Earlier in his pontificate, Pope Francis reminded us that our call as Christians was to go to those on the margins, to reach out to the needy in all humility and to smell the smell of the sheep, the smell of the needy. This is indeed a powerful exhortation and contrasts sharply with those who seek out the places of honour, and who are engaged with people for their influence or for what they can get in return. The response to the Psalm today is a timely reminder of where our focus must be “God in your goodness you have made a home for the poor” 
This missionary call of Pope Francis also contrasts sharply with many elements of our own institutional Church, reminding us that institutional structures also have to be cleansed and renewed and not just individuals. Images of cardinals, bishops and even lay people with long flowing robes, plumes, funny hats and trains, exude a pomposity that is a far cry from the humility of Mary, and that way of life called for in the Gospels. 
So in our Mass today let us pray to God for a true humility in our own lives and that we may grow in our appreciation of the blessedness of others, and the fact that He who is mighty has also done great things for me.

END

7.    All homilies from the 21st to the 24th Sunday in Ordinary Time can be accessed by clicking here.

6.   All homilies from the 17th to the 20th Sunday in Ordinary Time can be accessed by clicking here.

5.   All homilies from Trinity Sunday to the 17th Sunday in Ordinary Time can be accessed by clicking here.

4.   All homilies from the 4th Sunday of Easter to the Feast of Pentecost can be accessed by clicking here.

3.   All homilies from the 4th Sunday of Lent to the 3rd Sunday of Easter can be accessed by clicking here.

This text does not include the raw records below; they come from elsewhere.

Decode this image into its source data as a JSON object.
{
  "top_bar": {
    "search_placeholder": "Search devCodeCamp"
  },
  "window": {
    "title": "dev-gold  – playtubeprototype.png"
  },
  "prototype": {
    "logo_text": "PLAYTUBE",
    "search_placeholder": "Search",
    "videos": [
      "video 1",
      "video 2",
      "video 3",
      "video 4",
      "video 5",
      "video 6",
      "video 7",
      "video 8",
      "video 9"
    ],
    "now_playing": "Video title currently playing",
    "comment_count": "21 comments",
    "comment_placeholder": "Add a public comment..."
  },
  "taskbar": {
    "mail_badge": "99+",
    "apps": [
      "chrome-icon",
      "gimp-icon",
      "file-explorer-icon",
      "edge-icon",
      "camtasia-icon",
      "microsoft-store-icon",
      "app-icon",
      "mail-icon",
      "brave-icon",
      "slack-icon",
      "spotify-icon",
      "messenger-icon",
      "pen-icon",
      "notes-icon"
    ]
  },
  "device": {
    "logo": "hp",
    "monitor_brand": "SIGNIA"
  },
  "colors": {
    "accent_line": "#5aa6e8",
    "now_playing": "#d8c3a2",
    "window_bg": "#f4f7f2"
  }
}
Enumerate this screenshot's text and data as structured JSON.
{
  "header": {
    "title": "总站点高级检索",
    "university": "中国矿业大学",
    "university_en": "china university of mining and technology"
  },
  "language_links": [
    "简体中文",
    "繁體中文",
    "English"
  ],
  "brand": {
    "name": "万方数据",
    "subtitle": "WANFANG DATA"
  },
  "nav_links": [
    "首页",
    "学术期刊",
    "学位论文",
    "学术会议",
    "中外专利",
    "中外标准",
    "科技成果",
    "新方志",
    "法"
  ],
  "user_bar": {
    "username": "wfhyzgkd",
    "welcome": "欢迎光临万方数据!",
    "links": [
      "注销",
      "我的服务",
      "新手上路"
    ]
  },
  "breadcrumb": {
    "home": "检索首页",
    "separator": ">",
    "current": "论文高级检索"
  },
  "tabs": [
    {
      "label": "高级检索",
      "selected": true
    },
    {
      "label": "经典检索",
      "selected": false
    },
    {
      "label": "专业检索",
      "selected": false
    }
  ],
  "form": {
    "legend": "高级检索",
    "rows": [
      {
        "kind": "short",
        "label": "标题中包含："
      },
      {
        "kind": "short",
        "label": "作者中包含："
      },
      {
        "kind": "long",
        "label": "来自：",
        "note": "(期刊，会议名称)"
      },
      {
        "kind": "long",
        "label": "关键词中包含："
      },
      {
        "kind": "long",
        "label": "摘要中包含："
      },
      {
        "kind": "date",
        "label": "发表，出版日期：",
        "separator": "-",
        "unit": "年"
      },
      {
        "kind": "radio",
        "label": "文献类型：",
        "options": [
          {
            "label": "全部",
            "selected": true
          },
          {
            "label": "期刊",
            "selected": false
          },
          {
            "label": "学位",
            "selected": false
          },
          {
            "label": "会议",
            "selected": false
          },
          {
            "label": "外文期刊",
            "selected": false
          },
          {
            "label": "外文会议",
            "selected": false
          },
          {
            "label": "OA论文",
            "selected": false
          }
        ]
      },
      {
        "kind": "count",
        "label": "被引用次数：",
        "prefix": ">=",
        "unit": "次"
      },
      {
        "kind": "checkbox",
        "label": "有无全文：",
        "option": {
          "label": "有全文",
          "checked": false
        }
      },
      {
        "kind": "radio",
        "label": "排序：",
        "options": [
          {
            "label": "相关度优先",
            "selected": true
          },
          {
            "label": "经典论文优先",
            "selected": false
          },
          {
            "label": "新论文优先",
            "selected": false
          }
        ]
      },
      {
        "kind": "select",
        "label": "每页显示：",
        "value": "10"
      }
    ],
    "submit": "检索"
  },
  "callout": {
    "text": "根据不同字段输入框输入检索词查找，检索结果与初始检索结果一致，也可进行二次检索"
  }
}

2.  All homilies from the 4th Sunday in Ordinary time to the 3rd Sunday of Lent can be accessed by clicking here.

1.  All homilies for Advent up to the third Sunday in Ordinary time can be accessed by clicking here.